"We will repeal it and then we'll make sure we consult with the parents and teachers," Ford said Monday. "We have to make sure we tweak a few things in there and then we'll move forward."
Ford's stance comes after social conservatives inside the party accused former leader Patrick Brown of flip-flopping on the sex-ed issue.
The new Tory leader has also said he's focused on straightening out the province's finances and has criticized the Liberals for Ontario's heavy debt.
Wynne, whose Liberals have abandoned a key promise to balance this year's budget, said Tuesday that the economy remains uncertain and the government needs to continue to support residents.
"We can't step back and not provide that care for people," she said. "What the Conservatives are saying is that 'no, no, no, government can step back. We can cut taxes. We don't have to fight climate change. We don't need to be involved in people's lives.' ... It's not what I know people are looking for right now."

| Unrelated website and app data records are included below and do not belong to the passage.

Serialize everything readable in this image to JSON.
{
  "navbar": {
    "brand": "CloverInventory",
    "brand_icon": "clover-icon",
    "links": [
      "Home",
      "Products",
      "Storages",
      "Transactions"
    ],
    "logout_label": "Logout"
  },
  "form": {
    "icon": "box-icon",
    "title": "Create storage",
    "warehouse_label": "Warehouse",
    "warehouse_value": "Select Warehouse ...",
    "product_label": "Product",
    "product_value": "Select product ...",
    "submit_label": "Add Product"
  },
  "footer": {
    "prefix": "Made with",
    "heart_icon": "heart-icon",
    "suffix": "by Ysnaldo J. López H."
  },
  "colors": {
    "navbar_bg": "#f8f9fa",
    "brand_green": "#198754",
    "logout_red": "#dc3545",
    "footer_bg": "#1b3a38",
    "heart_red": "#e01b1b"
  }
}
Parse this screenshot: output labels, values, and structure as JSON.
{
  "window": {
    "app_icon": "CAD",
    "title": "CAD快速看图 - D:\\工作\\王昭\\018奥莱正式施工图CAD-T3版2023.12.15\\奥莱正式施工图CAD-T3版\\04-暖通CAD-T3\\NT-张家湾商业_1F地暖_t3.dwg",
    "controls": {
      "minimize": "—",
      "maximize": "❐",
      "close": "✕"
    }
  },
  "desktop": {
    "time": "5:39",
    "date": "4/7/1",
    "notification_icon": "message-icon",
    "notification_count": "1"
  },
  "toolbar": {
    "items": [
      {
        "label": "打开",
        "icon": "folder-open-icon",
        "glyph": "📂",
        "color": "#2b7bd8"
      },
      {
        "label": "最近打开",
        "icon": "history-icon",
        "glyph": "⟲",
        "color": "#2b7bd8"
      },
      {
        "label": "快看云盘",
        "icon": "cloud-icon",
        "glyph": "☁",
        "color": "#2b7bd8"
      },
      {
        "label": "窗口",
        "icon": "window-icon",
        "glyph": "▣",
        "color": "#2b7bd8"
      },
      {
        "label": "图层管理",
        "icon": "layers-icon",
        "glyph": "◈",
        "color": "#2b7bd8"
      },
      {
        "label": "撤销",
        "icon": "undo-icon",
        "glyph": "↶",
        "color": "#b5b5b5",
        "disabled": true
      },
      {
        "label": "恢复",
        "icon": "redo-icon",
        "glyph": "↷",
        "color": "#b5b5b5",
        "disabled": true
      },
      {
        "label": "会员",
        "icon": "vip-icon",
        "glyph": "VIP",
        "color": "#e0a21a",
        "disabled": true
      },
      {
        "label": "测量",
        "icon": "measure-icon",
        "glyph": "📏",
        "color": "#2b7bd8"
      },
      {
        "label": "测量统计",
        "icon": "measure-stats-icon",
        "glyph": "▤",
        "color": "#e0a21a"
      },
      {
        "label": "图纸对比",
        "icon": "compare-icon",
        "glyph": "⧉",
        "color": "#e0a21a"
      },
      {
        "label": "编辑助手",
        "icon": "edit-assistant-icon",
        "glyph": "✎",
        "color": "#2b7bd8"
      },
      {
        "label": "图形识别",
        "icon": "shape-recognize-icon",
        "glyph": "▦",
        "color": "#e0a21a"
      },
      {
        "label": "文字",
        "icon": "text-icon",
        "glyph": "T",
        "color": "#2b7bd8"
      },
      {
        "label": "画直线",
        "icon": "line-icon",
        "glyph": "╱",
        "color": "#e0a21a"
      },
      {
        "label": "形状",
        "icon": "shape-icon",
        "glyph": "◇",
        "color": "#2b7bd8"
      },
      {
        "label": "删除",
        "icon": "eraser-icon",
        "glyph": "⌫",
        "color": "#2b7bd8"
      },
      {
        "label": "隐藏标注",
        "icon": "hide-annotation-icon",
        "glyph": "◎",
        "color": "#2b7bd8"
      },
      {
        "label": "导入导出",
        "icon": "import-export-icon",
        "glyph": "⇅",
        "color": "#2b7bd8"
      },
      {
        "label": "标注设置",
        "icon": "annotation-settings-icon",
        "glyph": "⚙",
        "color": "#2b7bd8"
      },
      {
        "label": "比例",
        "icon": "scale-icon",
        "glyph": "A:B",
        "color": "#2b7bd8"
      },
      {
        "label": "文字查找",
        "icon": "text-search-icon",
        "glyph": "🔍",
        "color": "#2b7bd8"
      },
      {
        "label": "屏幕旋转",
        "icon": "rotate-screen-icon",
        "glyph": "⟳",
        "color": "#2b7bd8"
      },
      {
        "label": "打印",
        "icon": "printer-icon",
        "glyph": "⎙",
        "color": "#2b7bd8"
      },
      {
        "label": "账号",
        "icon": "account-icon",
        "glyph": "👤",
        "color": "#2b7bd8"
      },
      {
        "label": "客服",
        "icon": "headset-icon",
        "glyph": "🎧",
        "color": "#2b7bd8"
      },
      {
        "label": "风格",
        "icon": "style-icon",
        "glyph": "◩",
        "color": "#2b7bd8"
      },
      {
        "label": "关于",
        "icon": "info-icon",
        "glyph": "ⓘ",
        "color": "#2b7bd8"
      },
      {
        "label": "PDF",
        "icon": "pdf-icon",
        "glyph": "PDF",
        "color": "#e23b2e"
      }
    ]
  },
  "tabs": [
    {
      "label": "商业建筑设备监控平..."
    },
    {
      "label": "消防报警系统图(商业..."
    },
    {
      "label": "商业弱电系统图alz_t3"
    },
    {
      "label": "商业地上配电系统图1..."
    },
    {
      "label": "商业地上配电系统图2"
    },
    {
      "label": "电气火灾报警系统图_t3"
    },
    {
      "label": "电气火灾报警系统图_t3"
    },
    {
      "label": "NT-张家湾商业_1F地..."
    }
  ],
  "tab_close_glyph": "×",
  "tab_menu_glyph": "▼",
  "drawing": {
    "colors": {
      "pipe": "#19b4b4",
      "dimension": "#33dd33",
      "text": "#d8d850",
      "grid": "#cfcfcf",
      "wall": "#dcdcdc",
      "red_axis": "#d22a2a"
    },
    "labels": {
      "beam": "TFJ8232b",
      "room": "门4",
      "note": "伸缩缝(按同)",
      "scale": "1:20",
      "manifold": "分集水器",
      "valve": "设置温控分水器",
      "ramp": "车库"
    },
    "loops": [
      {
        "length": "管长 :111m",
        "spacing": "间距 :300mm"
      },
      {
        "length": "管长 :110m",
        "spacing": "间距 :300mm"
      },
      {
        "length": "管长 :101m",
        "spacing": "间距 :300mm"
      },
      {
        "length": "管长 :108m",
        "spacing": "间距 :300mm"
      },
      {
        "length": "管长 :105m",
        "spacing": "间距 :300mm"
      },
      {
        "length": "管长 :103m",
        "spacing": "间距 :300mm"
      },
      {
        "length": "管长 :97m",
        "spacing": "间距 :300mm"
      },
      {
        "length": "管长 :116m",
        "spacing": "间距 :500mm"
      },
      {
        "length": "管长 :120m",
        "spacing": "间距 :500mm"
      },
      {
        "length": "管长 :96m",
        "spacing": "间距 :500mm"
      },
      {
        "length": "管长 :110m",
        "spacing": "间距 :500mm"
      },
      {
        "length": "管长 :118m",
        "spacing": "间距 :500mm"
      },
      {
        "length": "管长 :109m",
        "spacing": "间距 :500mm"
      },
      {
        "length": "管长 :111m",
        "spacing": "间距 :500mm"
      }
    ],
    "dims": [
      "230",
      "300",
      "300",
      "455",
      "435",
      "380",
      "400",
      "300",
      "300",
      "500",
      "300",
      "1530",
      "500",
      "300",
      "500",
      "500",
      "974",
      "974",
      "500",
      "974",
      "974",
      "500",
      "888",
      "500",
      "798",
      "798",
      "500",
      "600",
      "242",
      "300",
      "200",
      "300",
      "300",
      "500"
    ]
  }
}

Last week, Finance Minister Charles Sousa said the province will run a deficit of less than one per cent of its gross domestic product starting next year but would not confirm a specific figure.
According to the Ministry of Finance, Ontario's gross domestic product sat at $794 billion in 2016, the latest publicly available data. Using those figures, the government's budget deficit could run as high as almost $8 billion.
Last year, the Liberals posted the province's first balanced budget in a decade and had projected balanced books through to 2019-20. The 2018 budget is set to be tabled March 28.